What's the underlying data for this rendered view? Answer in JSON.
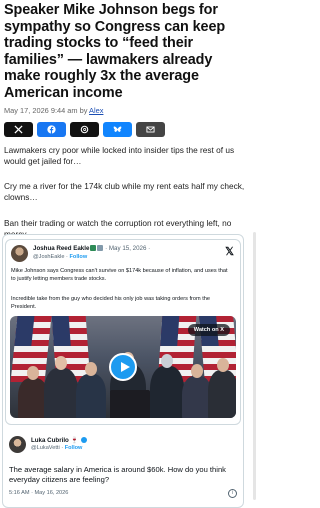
{
  "article": {
    "headline": "Speaker Mike Johnson begs for sympathy so Congress can keep trading stocks to “feed their families” — lawmakers already make roughly 3x the average American income",
    "date": "May 17, 2026 9:44 am by ",
    "author": "Alex"
  },
  "share_buttons": [
    {
      "icon": "x-logo-icon",
      "color": "#111111"
    },
    {
      "icon": "facebook-icon",
      "color": "#1877f2"
    },
    {
      "icon": "threads-icon",
      "color": "#111111"
    },
    {
      "icon": "bluesky-icon",
      "color": "#1185fe"
    },
    {
      "icon": "email-icon",
      "color": "#444444"
    }
  ],
  "paragraphs": [
    "Lawmakers cry poor while locked into insider tips the rest of us would get jailed for…",
    "Cry me a river for the 174k club while my rent eats half my check, clowns…",
    "Ban their trading or watch the corruption rot everything left, no mercy…"
  ],
  "embedded_tweet": {
    "name": "Joshua Reed Eakle",
    "date": " · May 15, 2026 · ",
    "handle": "@JoshEakle",
    "dot": " · ",
    "follow": "Follow",
    "text1": "Mike Johnson says Congress can't survive on $174k because of inflation, and uses that to justify letting members trade stocks.",
    "text2": "Incredible take from the guy who decided his only job was taking orders from the President.",
    "video_label": "Watch on X"
  },
  "reply_tweet": {
    "name": "Luka Cubrilo",
    "emoji": " 🍷",
    "handle": "@LukaVetti",
    "dot": " · ",
    "follow": "Follow",
    "text": "The average salary in America is around $60k. How do you think everyday citizens are feeling?",
    "date": "5:16 AM · May 16, 2026",
    "info": "i"
  }
}
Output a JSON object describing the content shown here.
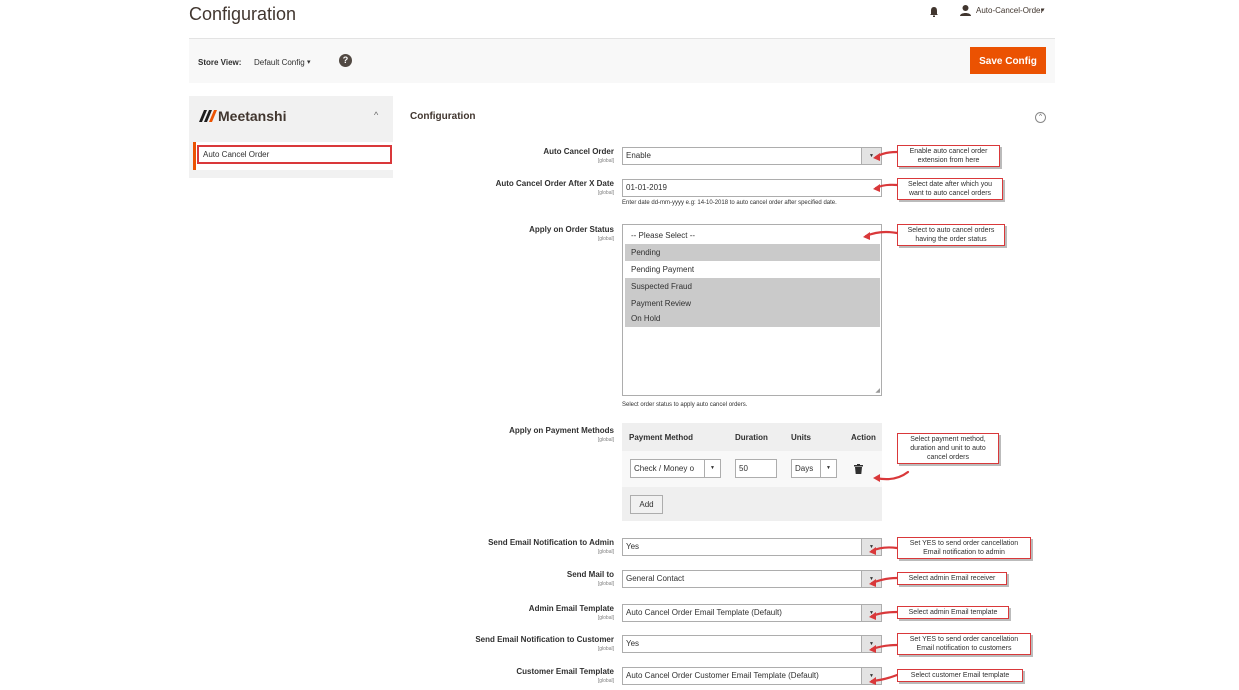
{
  "page": {
    "title": "Configuration"
  },
  "topbar": {
    "user": "Auto-Cancel-Order"
  },
  "store_view": {
    "label": "Store View:",
    "value": "Default Config",
    "save_label": "Save Config"
  },
  "sidebar": {
    "brand": "Meetanshi",
    "item": "Auto Cancel Order"
  },
  "section": {
    "title": "Configuration"
  },
  "fields": {
    "auto_cancel": {
      "label": "Auto Cancel Order",
      "scope": "[global]",
      "value": "Enable"
    },
    "after_date": {
      "label": "Auto Cancel Order After X Date",
      "scope": "[global]",
      "value": "01-01-2019",
      "note": "Enter date dd-mm-yyyy e.g: 14-10-2018 to auto cancel order after specified date."
    },
    "order_status": {
      "label": "Apply on Order Status",
      "scope": "[global]",
      "options": [
        "-- Please Select --",
        "Pending",
        "Pending Payment",
        "Suspected Fraud",
        "Payment Review",
        "On Hold"
      ],
      "note": "Select order status to apply auto cancel orders."
    },
    "payment_methods": {
      "label": "Apply on Payment Methods",
      "scope": "[global]",
      "headers": [
        "Payment Method",
        "Duration",
        "Units",
        "Action"
      ],
      "row": {
        "method": "Check / Money o",
        "duration": "50",
        "units": "Days"
      },
      "add_label": "Add"
    },
    "email_admin": {
      "label": "Send Email Notification to Admin",
      "scope": "[global]",
      "value": "Yes"
    },
    "send_mail_to": {
      "label": "Send Mail to",
      "scope": "[global]",
      "value": "General Contact"
    },
    "admin_template": {
      "label": "Admin Email Template",
      "scope": "[global]",
      "value": "Auto Cancel Order Email Template (Default)"
    },
    "email_customer": {
      "label": "Send Email Notification to Customer",
      "scope": "[global]",
      "value": "Yes"
    },
    "customer_template": {
      "label": "Customer Email Template",
      "scope": "[global]",
      "value": "Auto Cancel Order Customer Email Template (Default)"
    }
  },
  "callouts": {
    "c1": [
      "Enable auto cancel order",
      "extension from here"
    ],
    "c2": [
      "Select date after which you",
      "want to auto cancel orders"
    ],
    "c3": [
      "Select to auto cancel orders",
      "having the order status"
    ],
    "c4": [
      "Select payment method,",
      "duration and unit to auto",
      "cancel orders"
    ],
    "c5": [
      "Set YES to send order cancellation",
      "Email notification to admin"
    ],
    "c6": [
      "Select admin Email receiver"
    ],
    "c7": [
      "Select admin Email template"
    ],
    "c8": [
      "Set YES to send order cancellation",
      "Email notification to customers"
    ],
    "c9": [
      "Select customer Email template"
    ]
  },
  "colors": {
    "accent": "#eb5202",
    "callout_border": "#d9383a",
    "selected_option": "#cacaca"
  }
}
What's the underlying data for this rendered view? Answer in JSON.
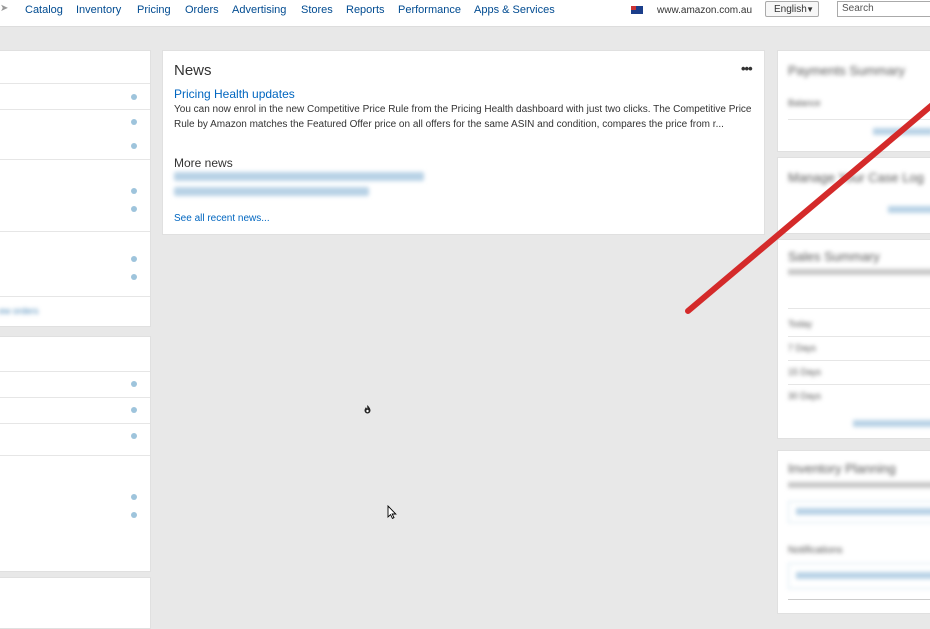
{
  "nav": {
    "items": [
      "Catalog",
      "Inventory",
      "Pricing",
      "Orders",
      "Advertising",
      "Stores",
      "Reports",
      "Performance",
      "Apps & Services"
    ],
    "domain": "www.amazon.com.au",
    "language": "English",
    "search_placeholder": "Search"
  },
  "news": {
    "title": "News",
    "menu": "•••",
    "headline": "Pricing Health updates",
    "body": "You can now enrol in the new Competitive Price Rule from the Pricing Health dashboard with just two clicks. The Competitive Price Rule by Amazon matches the Featured Offer price on all offers for the same ASIN and condition, compares the price from r...",
    "more_title": "More news",
    "see_all": "See all recent news..."
  },
  "left_panel": {
    "link": "ew orders"
  },
  "right_panel": {
    "payments_title": "Payments Summary",
    "balance_label": "Balance",
    "manage_title": "Manage Your Case Log",
    "sales_title": "Sales Summary",
    "sales_rows": [
      "Today",
      "7 Days",
      "15 Days",
      "30 Days"
    ],
    "inventory_title": "Inventory Planning",
    "notifications_label": "Notifications"
  }
}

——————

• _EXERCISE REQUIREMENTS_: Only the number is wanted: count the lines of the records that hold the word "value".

• _ANSWER SECTION_: 8